To achieve the required long time constant and satisfy other considerations as well, capacitance C2 must be of large value, being 100 microfarads in the illustrated embodiment. Practical capacitors having values in that range are of the type which are subject to degradation with time if they are not continuously polarized with a suitable voltage. To provide such a charge on C2 a charge path is provided from the tip terminal I2 through R1, CR2, CR6, C2, R7, R4 and CR4 to the ring terminal I1. As a consequence of this circuit, the normal battery voltage appearing between tip and ring produces a constant charge on capacitor C2.
In normal operation, although the tip circuit is nominally at zero voltage, induction effects produce substantial voltages. Thus the triggering circuit must be designed to reject these voltages and other superimposed transients. The noise filtering improvements involving tip grounding have already been described. In addition, the circuit of FIG. 1, being a two stage system, is less vulnerable to spurious triggering of the switching relay; until Q2 is conductive, energizing current cannot flow through K1. Also, with CR3 rated above 100 volts, the test voltages employed in certain systems will not inadvertently trigger the switching action.
Exemplary values for the various components embodied in the circuit of FIG. 1 are as follows. Unless otherwise specified, resistor wattages are 1/4 watts.
______________________________________R1 620 ohms, 3 wattsR2 20 K ohmsR3 6.2 K ohmsR4 390 KR5 100 KR6 13 KR7 200 ohmsR8 2.7 KC1 22 microfarads, 6 voltsC2 470 microfarads, 63 voltsCR1 1N5380A (120 v, 5 w)CR2 1N4007CR3 1N986B, 105 ± 5 v, 400 mw (selected)CR4 1N4007CR5 1N983ACR6 1N4004Q1, Q2 SCR - CR45033 (Transitron)Relay K1 PB type, R50E0231-2, double pole, double throw relay______________________________________
In the event of a tip ground malfunction in the communication link, the switching Pulse P1 will be ineffective to produce the disconnect switching action.
To facilitate detection of this condition the circuit of FIG. 1 may be modified as shown in FIG. 3. That circuit is identical to the FIG. 1 circuit except for the addition of a current sensor IS and a second control circuit CC2 which parallels the control circuit of FIG. 1 (designated CCl for convenience).

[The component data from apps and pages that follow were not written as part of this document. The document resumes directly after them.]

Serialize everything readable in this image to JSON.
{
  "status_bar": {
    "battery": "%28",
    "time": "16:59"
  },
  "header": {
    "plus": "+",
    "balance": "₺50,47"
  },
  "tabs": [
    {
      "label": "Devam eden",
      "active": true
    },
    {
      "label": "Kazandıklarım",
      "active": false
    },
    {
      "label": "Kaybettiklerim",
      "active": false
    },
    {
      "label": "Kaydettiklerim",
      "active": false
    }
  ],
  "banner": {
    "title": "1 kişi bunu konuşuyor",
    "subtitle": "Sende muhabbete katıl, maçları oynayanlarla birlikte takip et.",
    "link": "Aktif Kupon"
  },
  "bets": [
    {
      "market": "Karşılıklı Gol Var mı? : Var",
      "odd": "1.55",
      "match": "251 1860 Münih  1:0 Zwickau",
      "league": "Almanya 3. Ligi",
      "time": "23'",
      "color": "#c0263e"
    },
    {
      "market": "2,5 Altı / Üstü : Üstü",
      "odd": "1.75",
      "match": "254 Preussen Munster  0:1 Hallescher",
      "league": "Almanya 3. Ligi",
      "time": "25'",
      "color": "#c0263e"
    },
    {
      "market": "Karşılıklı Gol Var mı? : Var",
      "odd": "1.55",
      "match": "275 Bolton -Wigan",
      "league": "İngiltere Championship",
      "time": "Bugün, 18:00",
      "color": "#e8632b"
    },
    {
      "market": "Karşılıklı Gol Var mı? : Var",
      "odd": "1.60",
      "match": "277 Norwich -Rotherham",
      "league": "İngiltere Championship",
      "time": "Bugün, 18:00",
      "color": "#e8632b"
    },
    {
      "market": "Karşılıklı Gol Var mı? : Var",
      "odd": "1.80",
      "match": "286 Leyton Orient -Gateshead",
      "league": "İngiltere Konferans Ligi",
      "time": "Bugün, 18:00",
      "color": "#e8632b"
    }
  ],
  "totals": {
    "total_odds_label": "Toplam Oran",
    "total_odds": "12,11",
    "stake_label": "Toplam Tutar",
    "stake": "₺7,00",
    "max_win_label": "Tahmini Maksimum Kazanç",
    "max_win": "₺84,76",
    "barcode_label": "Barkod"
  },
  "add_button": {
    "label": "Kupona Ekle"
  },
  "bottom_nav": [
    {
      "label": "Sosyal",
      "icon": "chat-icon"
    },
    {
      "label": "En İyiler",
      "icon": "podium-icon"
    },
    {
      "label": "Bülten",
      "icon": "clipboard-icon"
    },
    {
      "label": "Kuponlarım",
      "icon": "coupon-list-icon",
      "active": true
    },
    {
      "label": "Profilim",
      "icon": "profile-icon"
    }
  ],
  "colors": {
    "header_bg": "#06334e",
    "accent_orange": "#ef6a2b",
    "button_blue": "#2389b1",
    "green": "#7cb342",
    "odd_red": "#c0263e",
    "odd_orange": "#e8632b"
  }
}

In the event of a failure to disconnect, the central office or other remote monitoring point can apply a test voltage to the line L1, L2. This voltage has a magnitude, polarity and duration such that, with the top circuit grounded in either the disconnect module or subscriber's side thereof, the current in the tip lead, and through the current sensor IS, will exceed a certain predetermined value. When this occurs, the sensor, which may be a low ohmic serial resistance, will supply a switching voltage to the control circuit CC2; in response the latter will energize K1 causing disconnect. The resultant detection of termination CR4-R5 will indicate a grounded tip circuit malfunction on the downstream side of IS.